(Dataset entries begins)
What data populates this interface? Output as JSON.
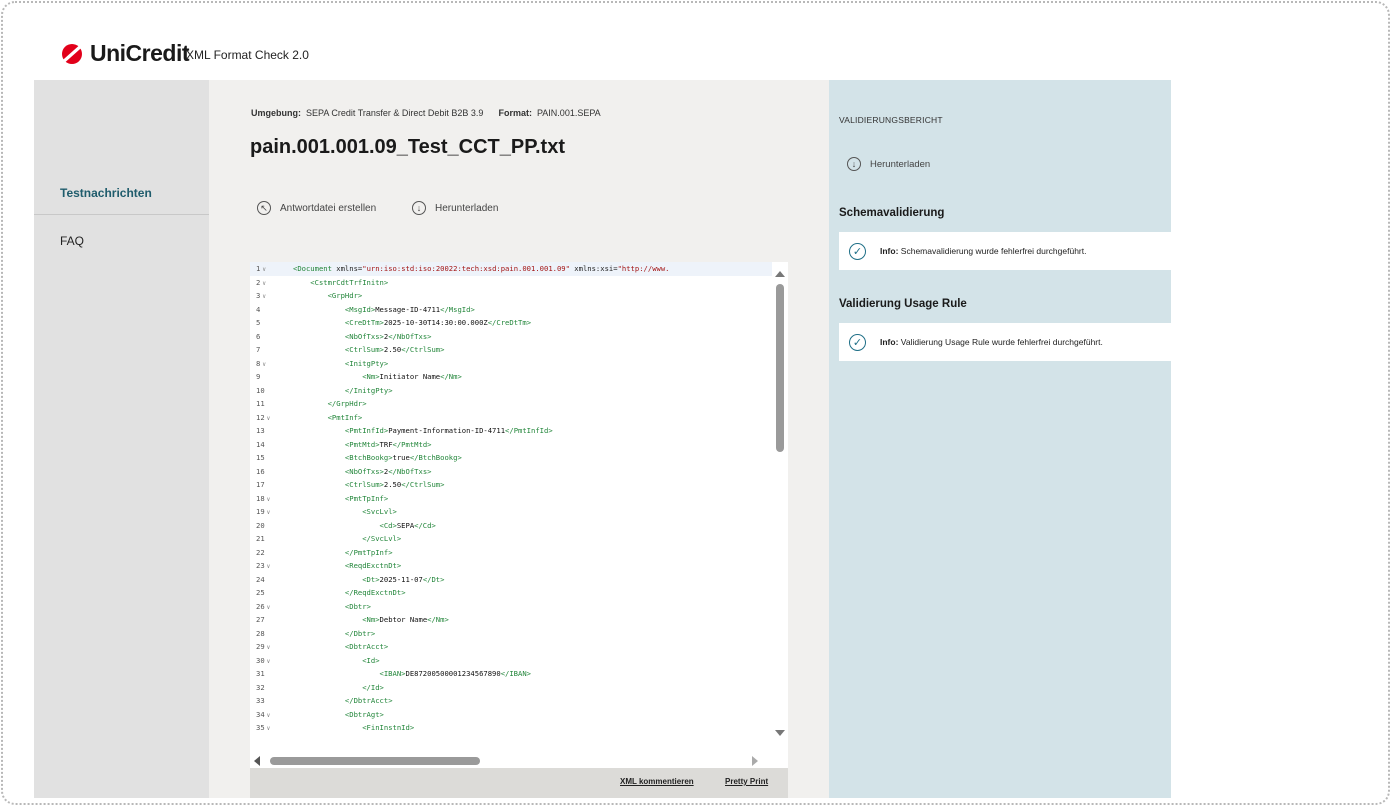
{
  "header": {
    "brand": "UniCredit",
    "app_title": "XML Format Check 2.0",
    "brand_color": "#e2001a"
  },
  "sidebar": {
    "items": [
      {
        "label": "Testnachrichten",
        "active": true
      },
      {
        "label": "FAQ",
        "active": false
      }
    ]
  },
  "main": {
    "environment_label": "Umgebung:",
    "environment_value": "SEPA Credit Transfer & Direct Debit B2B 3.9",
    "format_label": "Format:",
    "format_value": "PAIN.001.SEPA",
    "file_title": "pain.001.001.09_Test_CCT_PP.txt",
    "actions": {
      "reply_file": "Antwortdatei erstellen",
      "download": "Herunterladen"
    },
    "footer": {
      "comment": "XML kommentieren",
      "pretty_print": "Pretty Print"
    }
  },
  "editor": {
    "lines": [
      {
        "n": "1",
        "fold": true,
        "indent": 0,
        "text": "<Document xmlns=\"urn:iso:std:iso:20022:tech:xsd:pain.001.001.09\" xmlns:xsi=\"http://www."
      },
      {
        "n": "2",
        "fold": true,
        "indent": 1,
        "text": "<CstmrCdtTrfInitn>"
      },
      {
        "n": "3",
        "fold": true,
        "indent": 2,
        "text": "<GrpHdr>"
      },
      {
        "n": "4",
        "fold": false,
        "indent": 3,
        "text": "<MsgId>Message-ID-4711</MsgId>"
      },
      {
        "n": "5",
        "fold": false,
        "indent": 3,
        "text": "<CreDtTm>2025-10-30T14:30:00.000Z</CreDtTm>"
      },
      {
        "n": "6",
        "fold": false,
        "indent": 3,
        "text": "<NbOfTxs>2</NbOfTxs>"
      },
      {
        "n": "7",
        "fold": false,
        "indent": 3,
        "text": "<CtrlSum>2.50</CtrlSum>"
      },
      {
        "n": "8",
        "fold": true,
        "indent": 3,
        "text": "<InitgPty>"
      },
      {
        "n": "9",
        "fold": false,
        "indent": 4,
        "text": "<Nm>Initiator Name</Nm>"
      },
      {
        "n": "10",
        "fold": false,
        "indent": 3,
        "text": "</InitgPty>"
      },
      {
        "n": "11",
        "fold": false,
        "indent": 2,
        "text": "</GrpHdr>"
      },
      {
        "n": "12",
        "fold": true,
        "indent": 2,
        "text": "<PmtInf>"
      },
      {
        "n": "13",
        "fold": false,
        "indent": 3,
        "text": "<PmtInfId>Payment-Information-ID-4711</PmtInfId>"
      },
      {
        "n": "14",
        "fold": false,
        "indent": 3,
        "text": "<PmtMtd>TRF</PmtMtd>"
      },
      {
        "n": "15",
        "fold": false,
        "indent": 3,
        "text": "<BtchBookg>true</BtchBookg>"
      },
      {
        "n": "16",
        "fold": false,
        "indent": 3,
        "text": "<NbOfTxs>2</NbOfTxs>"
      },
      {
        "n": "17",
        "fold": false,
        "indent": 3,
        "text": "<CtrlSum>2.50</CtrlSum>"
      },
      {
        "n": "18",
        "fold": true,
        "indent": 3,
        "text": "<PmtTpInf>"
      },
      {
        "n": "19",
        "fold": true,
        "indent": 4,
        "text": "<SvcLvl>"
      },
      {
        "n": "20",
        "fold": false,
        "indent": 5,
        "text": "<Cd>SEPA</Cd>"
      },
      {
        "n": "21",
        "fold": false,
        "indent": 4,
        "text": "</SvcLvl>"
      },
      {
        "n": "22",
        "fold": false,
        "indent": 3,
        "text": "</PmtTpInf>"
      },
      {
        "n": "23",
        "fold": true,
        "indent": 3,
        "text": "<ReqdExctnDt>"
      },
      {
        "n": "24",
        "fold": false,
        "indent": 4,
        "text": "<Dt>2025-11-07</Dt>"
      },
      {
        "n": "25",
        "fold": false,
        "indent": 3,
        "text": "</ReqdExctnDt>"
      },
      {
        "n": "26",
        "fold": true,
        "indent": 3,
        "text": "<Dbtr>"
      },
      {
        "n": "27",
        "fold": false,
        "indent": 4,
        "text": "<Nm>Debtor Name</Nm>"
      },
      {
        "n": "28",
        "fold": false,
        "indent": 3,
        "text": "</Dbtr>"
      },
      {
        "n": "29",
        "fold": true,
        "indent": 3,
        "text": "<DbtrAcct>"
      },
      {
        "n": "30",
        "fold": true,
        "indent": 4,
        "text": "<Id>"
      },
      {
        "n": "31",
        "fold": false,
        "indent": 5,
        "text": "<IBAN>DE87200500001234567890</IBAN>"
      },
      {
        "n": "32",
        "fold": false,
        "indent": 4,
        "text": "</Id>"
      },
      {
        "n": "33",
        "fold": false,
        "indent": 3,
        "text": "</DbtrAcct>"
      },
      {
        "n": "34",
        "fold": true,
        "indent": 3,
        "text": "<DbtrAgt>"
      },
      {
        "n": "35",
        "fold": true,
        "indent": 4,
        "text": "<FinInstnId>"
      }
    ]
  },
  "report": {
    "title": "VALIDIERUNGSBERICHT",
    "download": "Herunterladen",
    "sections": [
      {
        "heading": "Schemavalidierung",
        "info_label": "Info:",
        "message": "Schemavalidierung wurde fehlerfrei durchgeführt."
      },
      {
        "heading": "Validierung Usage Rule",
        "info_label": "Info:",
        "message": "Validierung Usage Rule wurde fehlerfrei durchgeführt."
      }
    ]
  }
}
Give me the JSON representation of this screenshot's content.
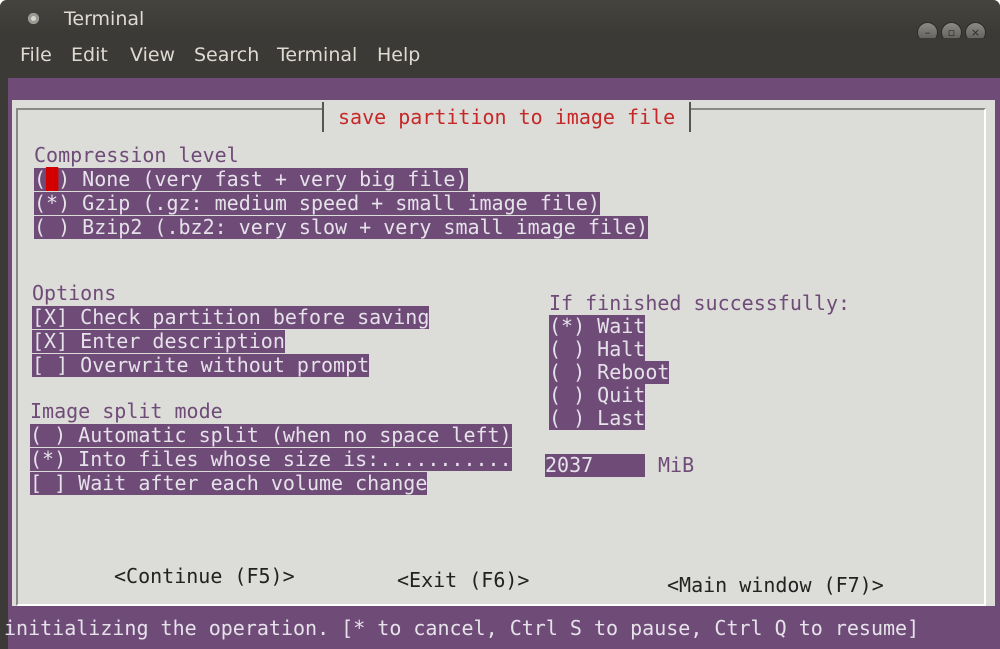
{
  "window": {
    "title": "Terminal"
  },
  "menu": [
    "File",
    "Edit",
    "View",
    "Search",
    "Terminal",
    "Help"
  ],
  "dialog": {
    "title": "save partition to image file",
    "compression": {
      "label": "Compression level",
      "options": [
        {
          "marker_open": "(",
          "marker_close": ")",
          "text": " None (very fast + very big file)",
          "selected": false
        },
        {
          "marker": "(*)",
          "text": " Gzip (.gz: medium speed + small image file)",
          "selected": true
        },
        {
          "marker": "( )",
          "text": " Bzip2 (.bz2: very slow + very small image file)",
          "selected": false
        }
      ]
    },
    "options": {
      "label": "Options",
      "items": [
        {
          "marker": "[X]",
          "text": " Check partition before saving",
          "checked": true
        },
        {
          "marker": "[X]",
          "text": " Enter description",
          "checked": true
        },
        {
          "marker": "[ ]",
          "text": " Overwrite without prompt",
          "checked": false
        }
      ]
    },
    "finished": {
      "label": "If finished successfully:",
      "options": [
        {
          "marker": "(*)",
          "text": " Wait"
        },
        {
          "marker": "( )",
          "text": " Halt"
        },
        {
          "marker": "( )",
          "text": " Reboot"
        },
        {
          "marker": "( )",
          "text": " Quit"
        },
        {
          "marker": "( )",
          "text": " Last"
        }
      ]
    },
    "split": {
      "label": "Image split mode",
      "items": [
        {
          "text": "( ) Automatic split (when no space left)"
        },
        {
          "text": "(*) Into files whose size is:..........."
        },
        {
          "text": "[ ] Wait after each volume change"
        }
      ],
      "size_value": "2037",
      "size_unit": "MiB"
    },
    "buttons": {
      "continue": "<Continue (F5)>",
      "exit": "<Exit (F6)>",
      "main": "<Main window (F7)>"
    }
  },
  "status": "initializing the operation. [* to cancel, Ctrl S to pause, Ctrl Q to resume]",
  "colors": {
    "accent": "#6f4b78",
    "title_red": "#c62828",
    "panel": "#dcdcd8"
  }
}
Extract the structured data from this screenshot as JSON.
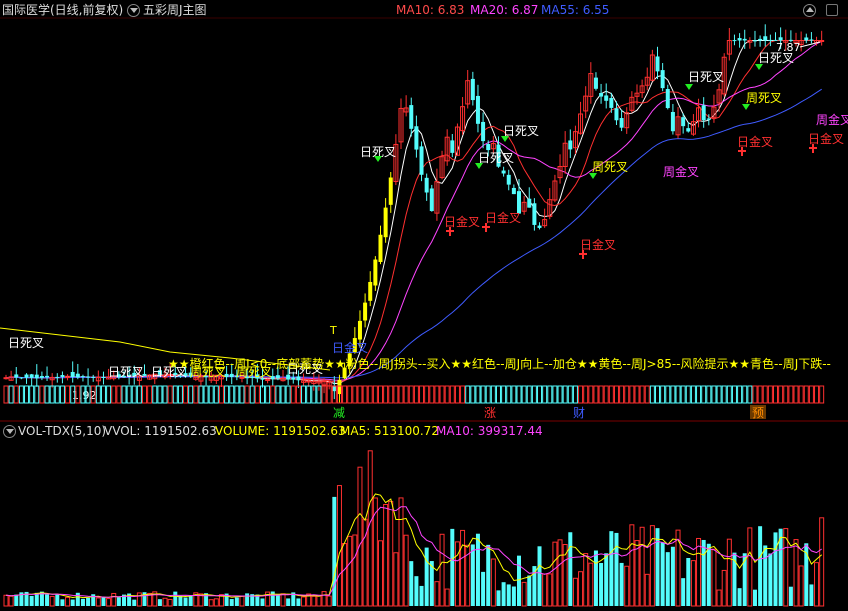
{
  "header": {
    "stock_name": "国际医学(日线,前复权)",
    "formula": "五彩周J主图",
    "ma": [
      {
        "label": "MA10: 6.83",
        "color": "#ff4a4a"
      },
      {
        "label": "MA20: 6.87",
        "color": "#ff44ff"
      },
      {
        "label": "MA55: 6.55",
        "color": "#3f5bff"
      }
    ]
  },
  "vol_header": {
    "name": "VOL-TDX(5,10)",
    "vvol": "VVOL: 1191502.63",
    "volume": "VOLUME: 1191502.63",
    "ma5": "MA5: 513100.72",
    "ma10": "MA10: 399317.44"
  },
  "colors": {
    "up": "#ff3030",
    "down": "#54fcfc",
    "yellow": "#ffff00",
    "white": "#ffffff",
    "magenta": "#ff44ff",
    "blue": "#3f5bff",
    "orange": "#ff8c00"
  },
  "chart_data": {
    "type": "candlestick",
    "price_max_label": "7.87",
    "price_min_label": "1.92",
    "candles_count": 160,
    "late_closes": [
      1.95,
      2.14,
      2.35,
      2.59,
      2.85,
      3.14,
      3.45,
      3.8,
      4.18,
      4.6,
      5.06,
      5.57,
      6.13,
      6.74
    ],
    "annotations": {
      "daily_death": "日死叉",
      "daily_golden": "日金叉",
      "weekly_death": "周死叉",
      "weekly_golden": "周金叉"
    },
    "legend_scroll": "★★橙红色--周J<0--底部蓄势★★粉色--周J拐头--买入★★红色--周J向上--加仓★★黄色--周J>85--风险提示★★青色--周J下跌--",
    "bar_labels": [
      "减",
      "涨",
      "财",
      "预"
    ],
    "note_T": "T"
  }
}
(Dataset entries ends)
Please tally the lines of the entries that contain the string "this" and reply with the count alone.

3